Start of Data excerpts

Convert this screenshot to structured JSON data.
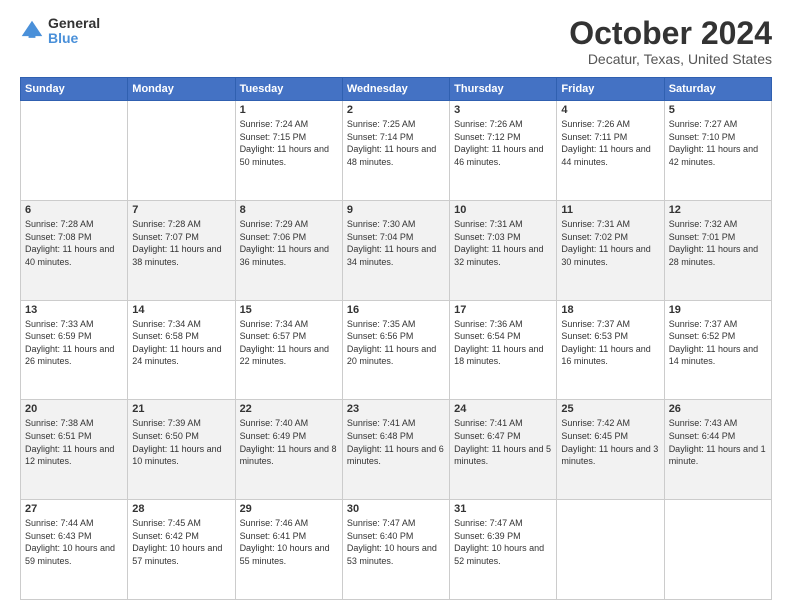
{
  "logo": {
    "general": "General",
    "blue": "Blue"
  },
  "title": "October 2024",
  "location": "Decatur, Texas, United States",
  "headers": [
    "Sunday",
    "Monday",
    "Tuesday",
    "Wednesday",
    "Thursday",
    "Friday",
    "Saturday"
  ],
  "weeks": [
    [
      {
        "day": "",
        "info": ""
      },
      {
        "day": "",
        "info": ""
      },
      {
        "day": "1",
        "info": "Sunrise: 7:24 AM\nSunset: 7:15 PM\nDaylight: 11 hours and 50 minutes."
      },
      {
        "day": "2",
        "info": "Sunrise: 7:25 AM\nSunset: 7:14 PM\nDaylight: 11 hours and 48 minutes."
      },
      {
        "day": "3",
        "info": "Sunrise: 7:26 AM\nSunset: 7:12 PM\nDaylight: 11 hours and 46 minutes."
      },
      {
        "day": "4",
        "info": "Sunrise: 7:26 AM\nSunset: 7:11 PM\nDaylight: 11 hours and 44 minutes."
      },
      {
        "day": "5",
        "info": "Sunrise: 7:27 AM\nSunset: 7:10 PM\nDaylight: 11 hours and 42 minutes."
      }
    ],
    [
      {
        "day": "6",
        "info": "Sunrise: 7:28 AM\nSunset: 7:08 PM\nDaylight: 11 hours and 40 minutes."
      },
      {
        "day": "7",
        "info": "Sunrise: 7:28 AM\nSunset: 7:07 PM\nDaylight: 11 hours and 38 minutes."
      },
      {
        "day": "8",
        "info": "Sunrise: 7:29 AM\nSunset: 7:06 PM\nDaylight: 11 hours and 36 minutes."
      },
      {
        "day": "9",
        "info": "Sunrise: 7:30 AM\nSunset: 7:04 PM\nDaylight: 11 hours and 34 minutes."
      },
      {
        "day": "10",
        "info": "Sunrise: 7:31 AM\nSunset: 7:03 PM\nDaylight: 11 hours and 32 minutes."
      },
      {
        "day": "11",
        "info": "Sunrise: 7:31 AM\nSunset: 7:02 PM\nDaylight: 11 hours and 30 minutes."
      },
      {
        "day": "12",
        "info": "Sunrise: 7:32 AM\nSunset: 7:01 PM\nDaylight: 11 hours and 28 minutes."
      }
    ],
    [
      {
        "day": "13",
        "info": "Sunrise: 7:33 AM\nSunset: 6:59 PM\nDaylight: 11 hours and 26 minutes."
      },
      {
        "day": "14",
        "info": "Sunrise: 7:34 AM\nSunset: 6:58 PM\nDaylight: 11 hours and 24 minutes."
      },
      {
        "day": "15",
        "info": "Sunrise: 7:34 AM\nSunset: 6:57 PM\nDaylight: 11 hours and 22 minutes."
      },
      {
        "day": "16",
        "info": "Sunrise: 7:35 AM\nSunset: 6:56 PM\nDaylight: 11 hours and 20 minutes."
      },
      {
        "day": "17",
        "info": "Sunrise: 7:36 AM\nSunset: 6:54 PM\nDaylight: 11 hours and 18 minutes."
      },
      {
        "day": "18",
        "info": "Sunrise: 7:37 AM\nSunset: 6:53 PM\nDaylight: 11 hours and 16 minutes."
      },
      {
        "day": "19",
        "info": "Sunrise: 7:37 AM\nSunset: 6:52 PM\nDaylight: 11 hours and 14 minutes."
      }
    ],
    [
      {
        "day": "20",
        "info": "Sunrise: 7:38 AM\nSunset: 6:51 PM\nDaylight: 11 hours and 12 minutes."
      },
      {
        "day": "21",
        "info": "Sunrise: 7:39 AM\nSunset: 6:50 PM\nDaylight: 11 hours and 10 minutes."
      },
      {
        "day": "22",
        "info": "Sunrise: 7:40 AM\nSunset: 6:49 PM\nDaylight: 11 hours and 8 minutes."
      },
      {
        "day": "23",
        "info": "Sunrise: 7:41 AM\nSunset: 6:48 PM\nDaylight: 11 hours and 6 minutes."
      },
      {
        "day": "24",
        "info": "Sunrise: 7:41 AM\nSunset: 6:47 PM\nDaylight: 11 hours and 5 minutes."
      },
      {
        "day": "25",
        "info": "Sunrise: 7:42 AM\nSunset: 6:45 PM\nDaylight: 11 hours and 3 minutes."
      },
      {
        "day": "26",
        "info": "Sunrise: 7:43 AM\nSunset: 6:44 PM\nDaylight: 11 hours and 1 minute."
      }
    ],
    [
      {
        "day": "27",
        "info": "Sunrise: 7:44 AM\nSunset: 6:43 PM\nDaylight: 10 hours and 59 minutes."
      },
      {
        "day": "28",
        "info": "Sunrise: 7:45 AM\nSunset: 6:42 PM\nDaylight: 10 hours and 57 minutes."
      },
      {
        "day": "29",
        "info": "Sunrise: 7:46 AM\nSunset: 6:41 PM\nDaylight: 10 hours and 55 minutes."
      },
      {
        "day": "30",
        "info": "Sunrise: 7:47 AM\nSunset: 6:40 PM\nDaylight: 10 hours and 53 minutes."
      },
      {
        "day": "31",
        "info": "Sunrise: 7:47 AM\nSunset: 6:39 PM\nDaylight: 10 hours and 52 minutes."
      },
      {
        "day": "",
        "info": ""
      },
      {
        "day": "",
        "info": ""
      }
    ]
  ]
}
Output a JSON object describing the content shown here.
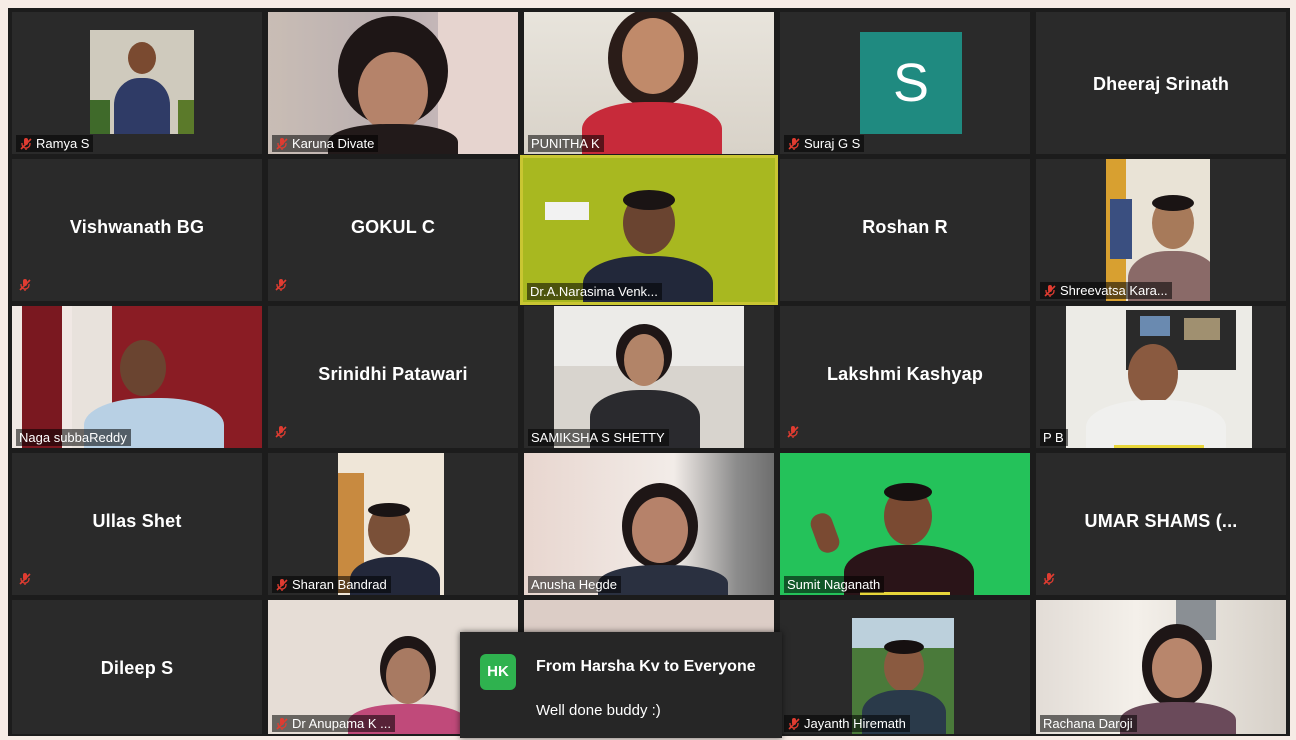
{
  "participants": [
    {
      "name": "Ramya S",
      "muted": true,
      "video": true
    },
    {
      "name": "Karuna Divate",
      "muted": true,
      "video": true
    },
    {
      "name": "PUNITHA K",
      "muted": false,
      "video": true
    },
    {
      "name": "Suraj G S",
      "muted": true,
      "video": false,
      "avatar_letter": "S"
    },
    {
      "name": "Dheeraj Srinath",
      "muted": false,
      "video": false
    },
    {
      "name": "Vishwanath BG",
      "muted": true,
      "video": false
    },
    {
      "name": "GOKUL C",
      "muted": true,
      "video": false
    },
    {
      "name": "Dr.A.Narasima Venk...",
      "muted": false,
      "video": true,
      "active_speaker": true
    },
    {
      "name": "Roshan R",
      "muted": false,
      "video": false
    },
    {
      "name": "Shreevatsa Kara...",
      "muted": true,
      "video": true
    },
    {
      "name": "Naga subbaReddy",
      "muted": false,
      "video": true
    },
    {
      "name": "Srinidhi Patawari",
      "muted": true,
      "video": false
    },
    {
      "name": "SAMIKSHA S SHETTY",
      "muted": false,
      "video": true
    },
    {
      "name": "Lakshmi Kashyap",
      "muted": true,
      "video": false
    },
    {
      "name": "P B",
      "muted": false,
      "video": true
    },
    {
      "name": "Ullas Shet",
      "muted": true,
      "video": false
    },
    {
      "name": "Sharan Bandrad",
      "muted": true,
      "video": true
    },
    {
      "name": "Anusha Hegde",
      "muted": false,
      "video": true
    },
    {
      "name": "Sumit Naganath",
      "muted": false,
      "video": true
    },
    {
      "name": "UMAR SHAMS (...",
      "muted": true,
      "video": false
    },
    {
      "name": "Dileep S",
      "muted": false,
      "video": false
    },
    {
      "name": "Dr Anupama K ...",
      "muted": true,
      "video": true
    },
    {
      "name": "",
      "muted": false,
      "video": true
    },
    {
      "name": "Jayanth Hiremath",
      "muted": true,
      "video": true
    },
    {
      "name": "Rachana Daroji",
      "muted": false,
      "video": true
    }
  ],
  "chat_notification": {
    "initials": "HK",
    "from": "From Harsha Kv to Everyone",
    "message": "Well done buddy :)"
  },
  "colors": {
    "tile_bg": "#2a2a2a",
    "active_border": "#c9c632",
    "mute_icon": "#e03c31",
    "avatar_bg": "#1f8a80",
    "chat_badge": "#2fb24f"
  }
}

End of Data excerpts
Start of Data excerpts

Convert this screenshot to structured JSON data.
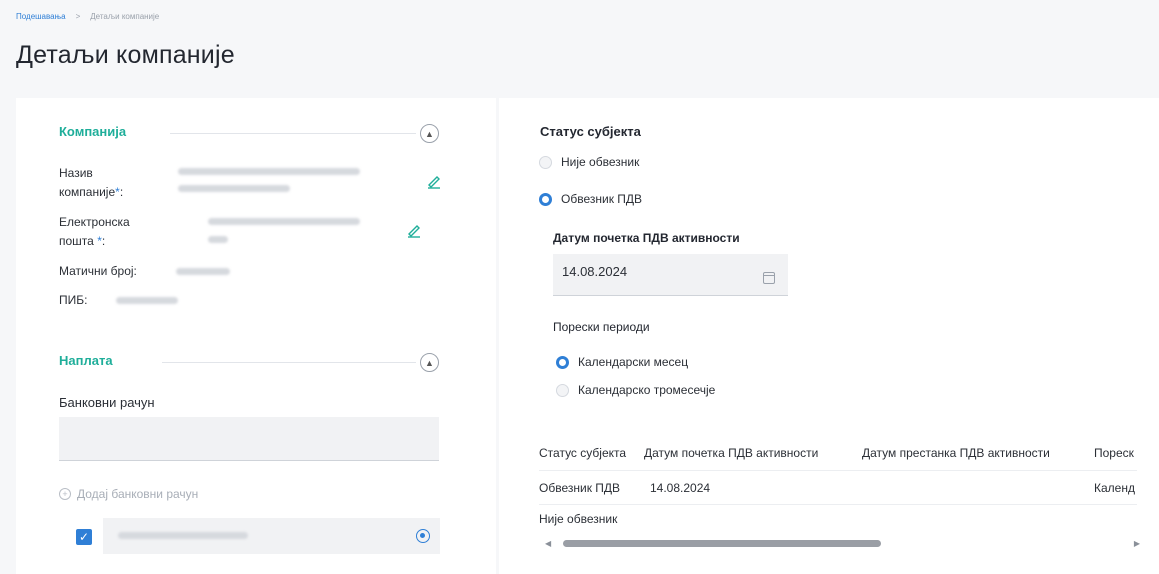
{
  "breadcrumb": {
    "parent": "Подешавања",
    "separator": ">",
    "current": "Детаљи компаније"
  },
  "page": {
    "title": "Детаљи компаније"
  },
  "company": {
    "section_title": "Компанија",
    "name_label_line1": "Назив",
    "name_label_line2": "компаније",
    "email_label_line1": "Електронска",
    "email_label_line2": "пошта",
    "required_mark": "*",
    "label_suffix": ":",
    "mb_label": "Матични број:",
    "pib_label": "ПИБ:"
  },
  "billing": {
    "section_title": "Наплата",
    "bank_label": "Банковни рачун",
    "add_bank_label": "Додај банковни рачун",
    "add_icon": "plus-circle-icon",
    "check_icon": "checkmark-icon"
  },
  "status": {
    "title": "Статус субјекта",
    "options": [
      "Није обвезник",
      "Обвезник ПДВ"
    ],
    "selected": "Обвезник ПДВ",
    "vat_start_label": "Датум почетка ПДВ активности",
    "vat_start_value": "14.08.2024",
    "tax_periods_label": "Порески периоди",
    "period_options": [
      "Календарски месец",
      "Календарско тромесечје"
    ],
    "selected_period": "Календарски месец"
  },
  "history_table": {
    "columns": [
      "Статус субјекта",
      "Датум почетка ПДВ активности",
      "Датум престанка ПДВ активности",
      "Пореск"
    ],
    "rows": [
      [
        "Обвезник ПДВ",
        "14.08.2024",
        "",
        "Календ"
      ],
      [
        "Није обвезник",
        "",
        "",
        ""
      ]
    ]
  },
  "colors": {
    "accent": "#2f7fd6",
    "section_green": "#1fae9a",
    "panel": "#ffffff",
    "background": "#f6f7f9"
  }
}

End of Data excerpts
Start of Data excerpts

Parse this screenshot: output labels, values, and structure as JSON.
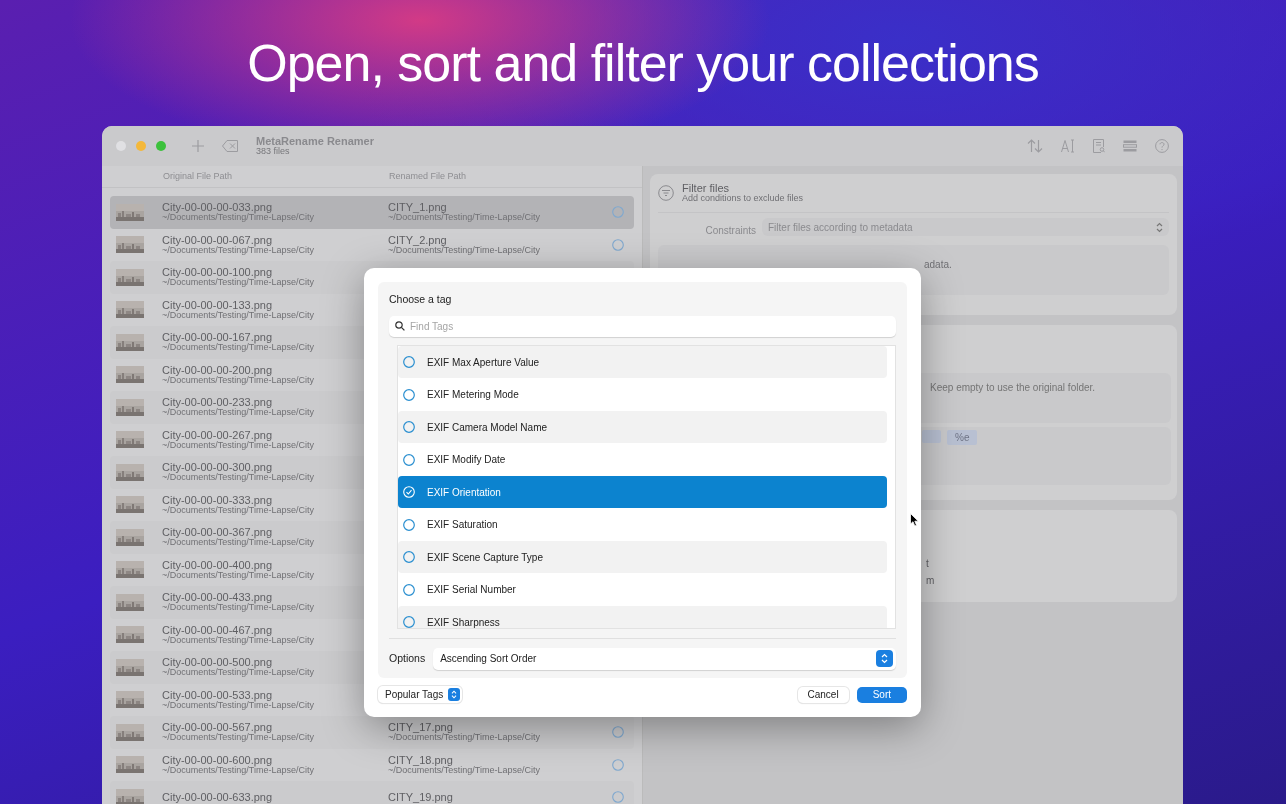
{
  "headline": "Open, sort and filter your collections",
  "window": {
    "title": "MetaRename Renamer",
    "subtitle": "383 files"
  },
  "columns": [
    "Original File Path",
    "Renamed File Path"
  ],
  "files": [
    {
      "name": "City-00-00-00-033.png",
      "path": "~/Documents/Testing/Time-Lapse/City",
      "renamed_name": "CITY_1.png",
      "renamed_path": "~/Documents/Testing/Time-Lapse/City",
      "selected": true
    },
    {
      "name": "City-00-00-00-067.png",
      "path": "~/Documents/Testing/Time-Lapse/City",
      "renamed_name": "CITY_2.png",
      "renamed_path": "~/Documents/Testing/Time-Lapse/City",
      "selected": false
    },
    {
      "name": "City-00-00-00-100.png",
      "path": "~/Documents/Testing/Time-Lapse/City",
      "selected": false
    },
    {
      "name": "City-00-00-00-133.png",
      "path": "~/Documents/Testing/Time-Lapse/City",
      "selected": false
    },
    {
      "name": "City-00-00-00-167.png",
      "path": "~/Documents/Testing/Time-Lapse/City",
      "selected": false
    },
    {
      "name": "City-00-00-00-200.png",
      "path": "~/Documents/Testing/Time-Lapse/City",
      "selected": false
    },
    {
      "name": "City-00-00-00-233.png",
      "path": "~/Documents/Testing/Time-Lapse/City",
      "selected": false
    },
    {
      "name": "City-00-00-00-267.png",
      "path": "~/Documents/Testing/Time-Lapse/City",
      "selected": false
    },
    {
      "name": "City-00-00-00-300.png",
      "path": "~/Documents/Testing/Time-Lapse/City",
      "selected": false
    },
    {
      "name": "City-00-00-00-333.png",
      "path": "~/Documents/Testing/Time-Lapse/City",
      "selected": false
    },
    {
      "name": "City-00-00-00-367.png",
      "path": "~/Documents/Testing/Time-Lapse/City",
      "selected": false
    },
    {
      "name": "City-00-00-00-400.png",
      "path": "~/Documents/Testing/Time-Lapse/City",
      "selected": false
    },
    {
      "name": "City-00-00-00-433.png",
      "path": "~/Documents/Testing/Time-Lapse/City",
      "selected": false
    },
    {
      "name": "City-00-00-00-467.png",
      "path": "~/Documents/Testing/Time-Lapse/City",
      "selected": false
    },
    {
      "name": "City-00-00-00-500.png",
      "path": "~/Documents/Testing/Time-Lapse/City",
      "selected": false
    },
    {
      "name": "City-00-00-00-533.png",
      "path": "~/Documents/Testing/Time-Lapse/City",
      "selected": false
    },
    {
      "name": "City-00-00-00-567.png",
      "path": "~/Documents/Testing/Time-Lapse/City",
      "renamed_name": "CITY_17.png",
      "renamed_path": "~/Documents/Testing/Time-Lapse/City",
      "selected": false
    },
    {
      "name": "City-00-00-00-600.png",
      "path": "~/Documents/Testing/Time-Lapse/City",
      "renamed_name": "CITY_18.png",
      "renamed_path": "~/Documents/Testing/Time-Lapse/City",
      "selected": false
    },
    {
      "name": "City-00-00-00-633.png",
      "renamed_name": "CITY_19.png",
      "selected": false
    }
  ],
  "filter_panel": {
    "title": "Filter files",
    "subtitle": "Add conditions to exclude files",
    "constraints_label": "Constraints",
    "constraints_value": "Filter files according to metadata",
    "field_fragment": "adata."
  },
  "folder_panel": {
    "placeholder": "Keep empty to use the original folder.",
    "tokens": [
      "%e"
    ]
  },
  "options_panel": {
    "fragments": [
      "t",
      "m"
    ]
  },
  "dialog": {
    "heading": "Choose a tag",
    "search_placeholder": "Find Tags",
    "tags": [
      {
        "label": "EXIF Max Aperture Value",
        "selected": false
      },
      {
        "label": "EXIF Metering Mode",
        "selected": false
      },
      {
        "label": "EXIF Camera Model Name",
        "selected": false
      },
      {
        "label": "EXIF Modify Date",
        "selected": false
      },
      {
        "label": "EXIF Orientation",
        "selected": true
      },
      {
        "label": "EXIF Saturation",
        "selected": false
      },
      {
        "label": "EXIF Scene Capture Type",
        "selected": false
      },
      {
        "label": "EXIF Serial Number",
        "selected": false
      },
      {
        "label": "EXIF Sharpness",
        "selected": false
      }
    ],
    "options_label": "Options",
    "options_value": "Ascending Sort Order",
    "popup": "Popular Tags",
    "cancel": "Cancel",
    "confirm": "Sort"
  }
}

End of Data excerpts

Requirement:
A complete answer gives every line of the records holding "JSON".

Exercise result:
Convert this screenshot to structured JSON data.
Output a JSON object describing the content shown here.
Convert this screenshot to structured JSON data.
Parse this screenshot: output labels, values, and structure as JSON.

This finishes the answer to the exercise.